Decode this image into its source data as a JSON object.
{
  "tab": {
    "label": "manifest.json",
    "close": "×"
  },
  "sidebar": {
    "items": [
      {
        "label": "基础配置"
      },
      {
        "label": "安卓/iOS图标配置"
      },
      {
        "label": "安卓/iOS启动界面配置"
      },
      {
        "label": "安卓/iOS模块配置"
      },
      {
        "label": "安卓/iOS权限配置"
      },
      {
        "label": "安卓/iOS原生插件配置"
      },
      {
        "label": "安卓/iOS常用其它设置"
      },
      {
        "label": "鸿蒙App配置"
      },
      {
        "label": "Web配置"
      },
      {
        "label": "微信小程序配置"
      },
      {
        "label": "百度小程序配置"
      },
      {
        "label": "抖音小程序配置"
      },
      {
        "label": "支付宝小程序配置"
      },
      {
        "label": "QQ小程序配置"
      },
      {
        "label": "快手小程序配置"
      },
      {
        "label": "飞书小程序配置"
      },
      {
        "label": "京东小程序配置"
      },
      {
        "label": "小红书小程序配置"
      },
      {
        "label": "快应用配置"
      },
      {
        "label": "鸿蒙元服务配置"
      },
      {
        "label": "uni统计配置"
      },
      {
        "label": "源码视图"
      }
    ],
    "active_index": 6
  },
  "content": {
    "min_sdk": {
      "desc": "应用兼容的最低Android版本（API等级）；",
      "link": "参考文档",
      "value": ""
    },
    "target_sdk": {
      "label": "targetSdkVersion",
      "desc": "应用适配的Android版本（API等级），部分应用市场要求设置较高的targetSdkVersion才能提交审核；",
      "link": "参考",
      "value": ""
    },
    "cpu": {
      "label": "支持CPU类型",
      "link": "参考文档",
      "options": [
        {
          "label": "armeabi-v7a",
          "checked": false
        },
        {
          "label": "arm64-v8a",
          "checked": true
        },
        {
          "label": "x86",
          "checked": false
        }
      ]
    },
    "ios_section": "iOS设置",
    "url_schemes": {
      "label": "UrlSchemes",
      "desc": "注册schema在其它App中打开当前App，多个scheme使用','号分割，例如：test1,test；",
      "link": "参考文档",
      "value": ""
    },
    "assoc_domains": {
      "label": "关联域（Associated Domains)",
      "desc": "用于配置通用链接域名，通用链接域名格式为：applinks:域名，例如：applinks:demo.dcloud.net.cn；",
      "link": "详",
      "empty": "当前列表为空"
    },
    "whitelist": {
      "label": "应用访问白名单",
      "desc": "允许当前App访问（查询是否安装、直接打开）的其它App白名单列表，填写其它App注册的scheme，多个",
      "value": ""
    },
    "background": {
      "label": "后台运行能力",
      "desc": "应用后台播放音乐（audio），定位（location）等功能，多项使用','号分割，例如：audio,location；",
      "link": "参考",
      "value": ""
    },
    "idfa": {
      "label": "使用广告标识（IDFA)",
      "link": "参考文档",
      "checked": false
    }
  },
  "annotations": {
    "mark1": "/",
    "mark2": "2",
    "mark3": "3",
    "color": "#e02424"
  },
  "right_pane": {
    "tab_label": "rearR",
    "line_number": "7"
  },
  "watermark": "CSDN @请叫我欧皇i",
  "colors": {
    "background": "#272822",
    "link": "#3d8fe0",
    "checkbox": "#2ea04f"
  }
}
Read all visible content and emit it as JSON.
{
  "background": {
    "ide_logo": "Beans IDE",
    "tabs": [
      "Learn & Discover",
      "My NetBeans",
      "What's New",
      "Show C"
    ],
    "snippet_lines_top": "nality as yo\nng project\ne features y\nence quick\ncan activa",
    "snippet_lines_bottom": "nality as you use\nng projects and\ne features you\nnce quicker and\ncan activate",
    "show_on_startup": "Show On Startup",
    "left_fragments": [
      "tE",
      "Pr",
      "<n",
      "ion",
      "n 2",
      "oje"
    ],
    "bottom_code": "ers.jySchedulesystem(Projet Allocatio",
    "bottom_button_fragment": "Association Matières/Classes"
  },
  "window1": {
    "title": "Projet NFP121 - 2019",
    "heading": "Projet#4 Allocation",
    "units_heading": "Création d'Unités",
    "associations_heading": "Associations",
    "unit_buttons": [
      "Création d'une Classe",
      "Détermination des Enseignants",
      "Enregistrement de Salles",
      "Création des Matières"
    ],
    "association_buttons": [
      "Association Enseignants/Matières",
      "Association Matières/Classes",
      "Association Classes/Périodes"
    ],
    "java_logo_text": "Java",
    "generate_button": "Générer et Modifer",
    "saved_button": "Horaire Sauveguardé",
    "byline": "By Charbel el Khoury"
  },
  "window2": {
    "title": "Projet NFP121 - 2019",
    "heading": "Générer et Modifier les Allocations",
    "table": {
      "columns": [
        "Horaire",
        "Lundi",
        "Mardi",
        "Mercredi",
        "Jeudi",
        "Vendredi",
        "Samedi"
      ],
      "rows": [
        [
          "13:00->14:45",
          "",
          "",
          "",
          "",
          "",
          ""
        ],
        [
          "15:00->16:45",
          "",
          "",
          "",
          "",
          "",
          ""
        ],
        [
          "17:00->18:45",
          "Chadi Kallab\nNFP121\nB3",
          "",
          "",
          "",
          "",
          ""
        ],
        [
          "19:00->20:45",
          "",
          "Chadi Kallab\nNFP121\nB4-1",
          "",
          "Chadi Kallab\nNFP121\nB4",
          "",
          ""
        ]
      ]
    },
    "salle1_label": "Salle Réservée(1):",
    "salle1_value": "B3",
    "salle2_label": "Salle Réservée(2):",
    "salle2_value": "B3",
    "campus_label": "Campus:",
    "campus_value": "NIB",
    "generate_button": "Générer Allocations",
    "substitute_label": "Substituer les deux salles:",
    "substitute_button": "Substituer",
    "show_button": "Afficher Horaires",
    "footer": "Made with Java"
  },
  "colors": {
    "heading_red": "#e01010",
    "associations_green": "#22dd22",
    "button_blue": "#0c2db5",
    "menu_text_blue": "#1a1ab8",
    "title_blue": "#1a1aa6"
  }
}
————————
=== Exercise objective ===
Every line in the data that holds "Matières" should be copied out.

=== Solution to the exercise ===
    "bottom_button_fragment": "Association Matières/Classes"
      "Création des Matières"
      "Association Enseignants/Matières",
      "Association Matières/Classes",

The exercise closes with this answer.